### Exercise prompt
Could you repeat every record below exactly, leaving out the pictures?

(Supplied data begins)

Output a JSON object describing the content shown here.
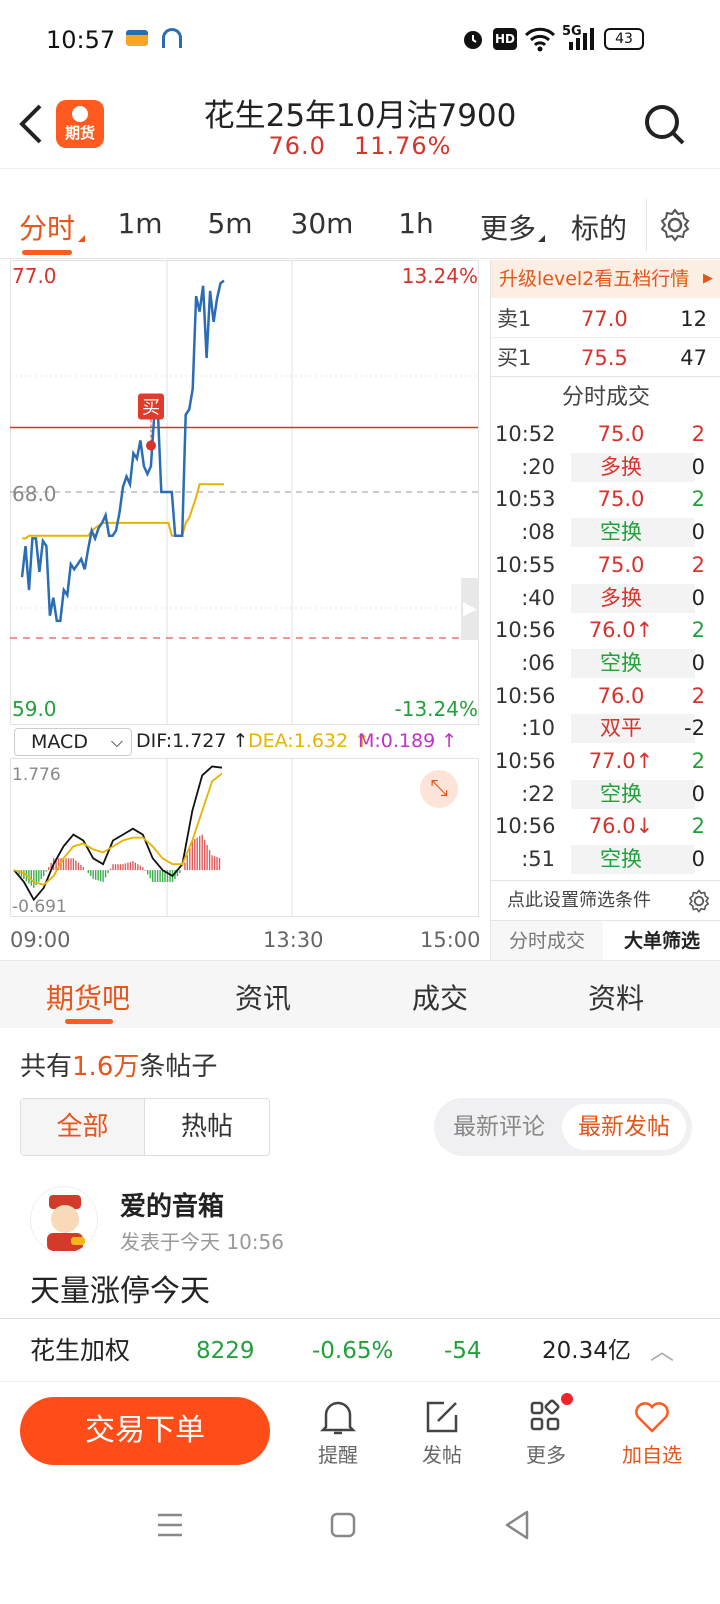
{
  "status_bar": {
    "time": "10:57",
    "battery": "43",
    "network": "5G"
  },
  "header": {
    "title": "花生25年10月沽7900",
    "price": "76.0",
    "change_pct": "11.76%",
    "logo_label": "期货"
  },
  "tabs": [
    {
      "label": "分时",
      "active": true
    },
    {
      "label": "1m"
    },
    {
      "label": "5m"
    },
    {
      "label": "30m"
    },
    {
      "label": "1h"
    },
    {
      "label": "更多"
    },
    {
      "label": "标的"
    }
  ],
  "chart": {
    "y_top": "77.0",
    "y_mid": "68.0",
    "y_bottom": "59.0",
    "pct_top": "13.24%",
    "pct_bottom": "-13.24%",
    "buy_marker": "买",
    "macd_select": "MACD",
    "dif": "DIF:1.727",
    "dea": "DEA:1.632",
    "m": "M:0.189",
    "macd_top": "1.776",
    "macd_bottom": "-0.691",
    "x_labels": [
      "09:00",
      "13:30",
      "15:00"
    ]
  },
  "chart_data": {
    "type": "line",
    "title": "",
    "ylim": [
      59.0,
      77.0
    ],
    "prev_close": 68.0,
    "buy_price": 70.5,
    "x": [
      "09:00",
      "13:30",
      "15:00"
    ],
    "series": [
      {
        "values": [
          64.7,
          65.9,
          64.2,
          66.2,
          66.2,
          64.9,
          66.1,
          65.9,
          63.2,
          63.9,
          63.0,
          63.0,
          64.2,
          64.0,
          65.2,
          65.0,
          65.2,
          65.4,
          65.0,
          65.8,
          66.5,
          66.2,
          66.6,
          66.8,
          67.1,
          66.3,
          66.3,
          66.5,
          67.2,
          68.2,
          68.6,
          68.3,
          69.5,
          69.3,
          70.0,
          69.0,
          68.7,
          69.0,
          71.0,
          71.2,
          68.0,
          68.0,
          68.0,
          68.0,
          66.3,
          66.3,
          66.3,
          71.0,
          71.2,
          72.0,
          75.6,
          75.0,
          76.0,
          73.2,
          75.8,
          74.6,
          75.5,
          76.1,
          76.2
        ]
      },
      {
        "values": [
          66.2,
          66.2,
          66.3,
          66.3,
          66.3,
          66.3,
          66.3,
          66.3,
          66.3,
          66.3,
          66.3,
          66.3,
          66.3,
          66.3,
          66.3,
          66.3,
          66.3,
          66.3,
          66.3,
          66.3,
          66.5,
          66.6,
          66.7,
          66.8,
          66.8,
          66.8,
          66.8,
          66.8,
          66.8,
          66.8,
          66.8,
          66.8,
          66.8,
          66.8,
          66.8,
          66.8,
          66.8,
          66.8,
          66.8,
          66.8,
          66.8,
          66.8,
          66.8,
          66.3,
          66.3,
          66.3,
          66.3,
          66.8,
          67.0,
          67.4,
          67.8,
          68.3,
          68.3,
          68.3,
          68.3,
          68.3,
          68.3,
          68.3,
          68.3
        ]
      }
    ],
    "macd": {
      "ylim": [
        -0.691,
        1.776
      ],
      "dif": [
        0.0,
        -0.2,
        -0.5,
        -0.3,
        0.1,
        0.4,
        0.6,
        0.5,
        0.2,
        0.1,
        0.5,
        0.6,
        0.7,
        0.6,
        0.2,
        0.0,
        -0.1,
        0.1,
        1.0,
        1.6,
        1.75,
        1.73
      ],
      "dea": [
        0.0,
        -0.05,
        -0.2,
        -0.25,
        -0.1,
        0.2,
        0.4,
        0.45,
        0.35,
        0.3,
        0.4,
        0.5,
        0.55,
        0.55,
        0.4,
        0.2,
        0.1,
        0.1,
        0.5,
        1.0,
        1.5,
        1.63
      ],
      "m": [
        -0.0,
        -0.15,
        -0.3,
        -0.1,
        0.2,
        0.2,
        0.2,
        0.05,
        -0.15,
        -0.2,
        0.1,
        0.1,
        0.15,
        0.05,
        -0.2,
        -0.2,
        -0.2,
        0.0,
        0.5,
        0.6,
        0.25,
        0.19
      ]
    }
  },
  "order_book": {
    "upgrade": "升级level2看五档行情",
    "sell_label": "卖1",
    "sell_price": "77.0",
    "sell_qty": "12",
    "buy_label": "买1",
    "buy_price": "75.5",
    "buy_qty": "47",
    "trades_title": "分时成交",
    "trades": [
      {
        "time": "10:52",
        "price": "75.0",
        "vol": "2",
        "pcolor": "red",
        "vcolor": "red"
      },
      {
        "time": ":20",
        "price": "多换",
        "vol": "0",
        "pcolor": "red",
        "vcolor": "dark",
        "bg": true
      },
      {
        "time": "10:53",
        "price": "75.0",
        "vol": "2",
        "pcolor": "red",
        "vcolor": "green"
      },
      {
        "time": ":08",
        "price": "空换",
        "vol": "0",
        "pcolor": "green",
        "vcolor": "dark",
        "bg": true
      },
      {
        "time": "10:55",
        "price": "75.0",
        "vol": "2",
        "pcolor": "red",
        "vcolor": "red"
      },
      {
        "time": ":40",
        "price": "多换",
        "vol": "0",
        "pcolor": "red",
        "vcolor": "dark",
        "bg": true
      },
      {
        "time": "10:56",
        "price": "76.0↑",
        "vol": "2",
        "pcolor": "red",
        "vcolor": "green"
      },
      {
        "time": ":06",
        "price": "空换",
        "vol": "0",
        "pcolor": "green",
        "vcolor": "dark",
        "bg": true
      },
      {
        "time": "10:56",
        "price": "76.0",
        "vol": "2",
        "pcolor": "red",
        "vcolor": "red"
      },
      {
        "time": ":10",
        "price": "双平",
        "vol": "-2",
        "pcolor": "red",
        "vcolor": "dark",
        "bg": true
      },
      {
        "time": "10:56",
        "price": "77.0↑",
        "vol": "2",
        "pcolor": "red",
        "vcolor": "green"
      },
      {
        "time": ":22",
        "price": "空换",
        "vol": "0",
        "pcolor": "green",
        "vcolor": "dark",
        "bg": true
      },
      {
        "time": "10:56",
        "price": "76.0↓",
        "vol": "2",
        "pcolor": "red",
        "vcolor": "green"
      },
      {
        "time": ":51",
        "price": "空换",
        "vol": "0",
        "pcolor": "green",
        "vcolor": "dark",
        "bg": true
      }
    ],
    "filter_text": "点此设置筛选条件",
    "tab_a": "分时成交",
    "tab_b": "大单筛选"
  },
  "section_tabs": [
    "期货吧",
    "资讯",
    "成交",
    "资料"
  ],
  "forum": {
    "count_prefix": "共有",
    "count_num": "1.6万",
    "count_suffix": "条帖子",
    "seg_all": "全部",
    "seg_hot": "热帖",
    "sort_comment": "最新评论",
    "sort_post": "最新发帖",
    "post_user": "爱的音箱",
    "post_time": "发表于今天 10:56",
    "post_text": "天量涨停今天"
  },
  "ticker": {
    "name": "花生加权",
    "price": "8229",
    "pct": "-0.65%",
    "change": "-54",
    "volume": "20.34亿"
  },
  "bottom_bar": {
    "trade": "交易下单",
    "remind": "提醒",
    "post": "发帖",
    "more": "更多",
    "fav": "加自选"
  },
  "colors": {
    "accent": "#ff5a1f",
    "up": "#d8322b",
    "down": "#22a03a",
    "price_line": "#2a6db5",
    "avg_line": "#e8b200"
  }
}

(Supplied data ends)

### Written answer
Output a JSON object describing the content shown here.
{
  "status_bar": {
    "time": "10:57",
    "battery": "43",
    "network": "5G"
  },
  "header": {
    "title": "花生25年10月沽7900",
    "price": "76.0",
    "change_pct": "11.76%",
    "logo_label": "期货"
  },
  "tabs": [
    {
      "label": "分时",
      "active": true
    },
    {
      "label": "1m"
    },
    {
      "label": "5m"
    },
    {
      "label": "30m"
    },
    {
      "label": "1h"
    },
    {
      "label": "更多"
    },
    {
      "label": "标的"
    }
  ],
  "chart": {
    "y_top": "77.0",
    "y_mid": "68.0",
    "y_bottom": "59.0",
    "pct_top": "13.24%",
    "pct_bottom": "-13.24%",
    "buy_marker": "买",
    "macd_select": "MACD",
    "dif": "DIF:1.727",
    "dea": "DEA:1.632",
    "m": "M:0.189",
    "macd_top": "1.776",
    "macd_bottom": "-0.691",
    "x_labels": [
      "09:00",
      "13:30",
      "15:00"
    ]
  },
  "chart_data": {
    "type": "line",
    "title": "",
    "ylim": [
      59.0,
      77.0
    ],
    "prev_close": 68.0,
    "buy_price": 70.5,
    "x": [
      "09:00",
      "13:30",
      "15:00"
    ],
    "series": [
      {
        "values": [
          64.7,
          65.9,
          64.2,
          66.2,
          66.2,
          64.9,
          66.1,
          65.9,
          63.2,
          63.9,
          63.0,
          63.0,
          64.2,
          64.0,
          65.2,
          65.0,
          65.2,
          65.4,
          65.0,
          65.8,
          66.5,
          66.2,
          66.6,
          66.8,
          67.1,
          66.3,
          66.3,
          66.5,
          67.2,
          68.2,
          68.6,
          68.3,
          69.5,
          69.3,
          70.0,
          69.0,
          68.7,
          69.0,
          71.0,
          71.2,
          68.0,
          68.0,
          68.0,
          68.0,
          66.3,
          66.3,
          66.3,
          71.0,
          71.2,
          72.0,
          75.6,
          75.0,
          76.0,
          73.2,
          75.8,
          74.6,
          75.5,
          76.1,
          76.2
        ]
      },
      {
        "values": [
          66.2,
          66.2,
          66.3,
          66.3,
          66.3,
          66.3,
          66.3,
          66.3,
          66.3,
          66.3,
          66.3,
          66.3,
          66.3,
          66.3,
          66.3,
          66.3,
          66.3,
          66.3,
          66.3,
          66.3,
          66.5,
          66.6,
          66.7,
          66.8,
          66.8,
          66.8,
          66.8,
          66.8,
          66.8,
          66.8,
          66.8,
          66.8,
          66.8,
          66.8,
          66.8,
          66.8,
          66.8,
          66.8,
          66.8,
          66.8,
          66.8,
          66.8,
          66.8,
          66.3,
          66.3,
          66.3,
          66.3,
          66.8,
          67.0,
          67.4,
          67.8,
          68.3,
          68.3,
          68.3,
          68.3,
          68.3,
          68.3,
          68.3,
          68.3
        ]
      }
    ],
    "macd": {
      "ylim": [
        -0.691,
        1.776
      ],
      "dif": [
        0.0,
        -0.2,
        -0.5,
        -0.3,
        0.1,
        0.4,
        0.6,
        0.5,
        0.2,
        0.1,
        0.5,
        0.6,
        0.7,
        0.6,
        0.2,
        0.0,
        -0.1,
        0.1,
        1.0,
        1.6,
        1.75,
        1.73
      ],
      "dea": [
        0.0,
        -0.05,
        -0.2,
        -0.25,
        -0.1,
        0.2,
        0.4,
        0.45,
        0.35,
        0.3,
        0.4,
        0.5,
        0.55,
        0.55,
        0.4,
        0.2,
        0.1,
        0.1,
        0.5,
        1.0,
        1.5,
        1.63
      ],
      "m": [
        -0.0,
        -0.15,
        -0.3,
        -0.1,
        0.2,
        0.2,
        0.2,
        0.05,
        -0.15,
        -0.2,
        0.1,
        0.1,
        0.15,
        0.05,
        -0.2,
        -0.2,
        -0.2,
        0.0,
        0.5,
        0.6,
        0.25,
        0.19
      ]
    }
  },
  "order_book": {
    "upgrade": "升级level2看五档行情",
    "sell_label": "卖1",
    "sell_price": "77.0",
    "sell_qty": "12",
    "buy_label": "买1",
    "buy_price": "75.5",
    "buy_qty": "47",
    "trades_title": "分时成交",
    "trades": [
      {
        "time": "10:52",
        "price": "75.0",
        "vol": "2",
        "pcolor": "red",
        "vcolor": "red"
      },
      {
        "time": ":20",
        "price": "多换",
        "vol": "0",
        "pcolor": "red",
        "vcolor": "dark",
        "bg": true
      },
      {
        "time": "10:53",
        "price": "75.0",
        "vol": "2",
        "pcolor": "red",
        "vcolor": "green"
      },
      {
        "time": ":08",
        "price": "空换",
        "vol": "0",
        "pcolor": "green",
        "vcolor": "dark",
        "bg": true
      },
      {
        "time": "10:55",
        "price": "75.0",
        "vol": "2",
        "pcolor": "red",
        "vcolor": "red"
      },
      {
        "time": ":40",
        "price": "多换",
        "vol": "0",
        "pcolor": "red",
        "vcolor": "dark",
        "bg": true
      },
      {
        "time": "10:56",
        "price": "76.0↑",
        "vol": "2",
        "pcolor": "red",
        "vcolor": "green"
      },
      {
        "time": ":06",
        "price": "空换",
        "vol": "0",
        "pcolor": "green",
        "vcolor": "dark",
        "bg": true
      },
      {
        "time": "10:56",
        "price": "76.0",
        "vol": "2",
        "pcolor": "red",
        "vcolor": "red"
      },
      {
        "time": ":10",
        "price": "双平",
        "vol": "-2",
        "pcolor": "red",
        "vcolor": "dark",
        "bg": true
      },
      {
        "time": "10:56",
        "price": "77.0↑",
        "vol": "2",
        "pcolor": "red",
        "vcolor": "green"
      },
      {
        "time": ":22",
        "price": "空换",
        "vol": "0",
        "pcolor": "green",
        "vcolor": "dark",
        "bg": true
      },
      {
        "time": "10:56",
        "price": "76.0↓",
        "vol": "2",
        "pcolor": "red",
        "vcolor": "green"
      },
      {
        "time": ":51",
        "price": "空换",
        "vol": "0",
        "pcolor": "green",
        "vcolor": "dark",
        "bg": true
      }
    ],
    "filter_text": "点此设置筛选条件",
    "tab_a": "分时成交",
    "tab_b": "大单筛选"
  },
  "section_tabs": [
    "期货吧",
    "资讯",
    "成交",
    "资料"
  ],
  "forum": {
    "count_prefix": "共有",
    "count_num": "1.6万",
    "count_suffix": "条帖子",
    "seg_all": "全部",
    "seg_hot": "热帖",
    "sort_comment": "最新评论",
    "sort_post": "最新发帖",
    "post_user": "爱的音箱",
    "post_time": "发表于今天 10:56",
    "post_text": "天量涨停今天"
  },
  "ticker": {
    "name": "花生加权",
    "price": "8229",
    "pct": "-0.65%",
    "change": "-54",
    "volume": "20.34亿"
  },
  "bottom_bar": {
    "trade": "交易下单",
    "remind": "提醒",
    "post": "发帖",
    "more": "更多",
    "fav": "加自选"
  },
  "colors": {
    "accent": "#ff5a1f",
    "up": "#d8322b",
    "down": "#22a03a",
    "price_line": "#2a6db5",
    "avg_line": "#e8b200"
  }
}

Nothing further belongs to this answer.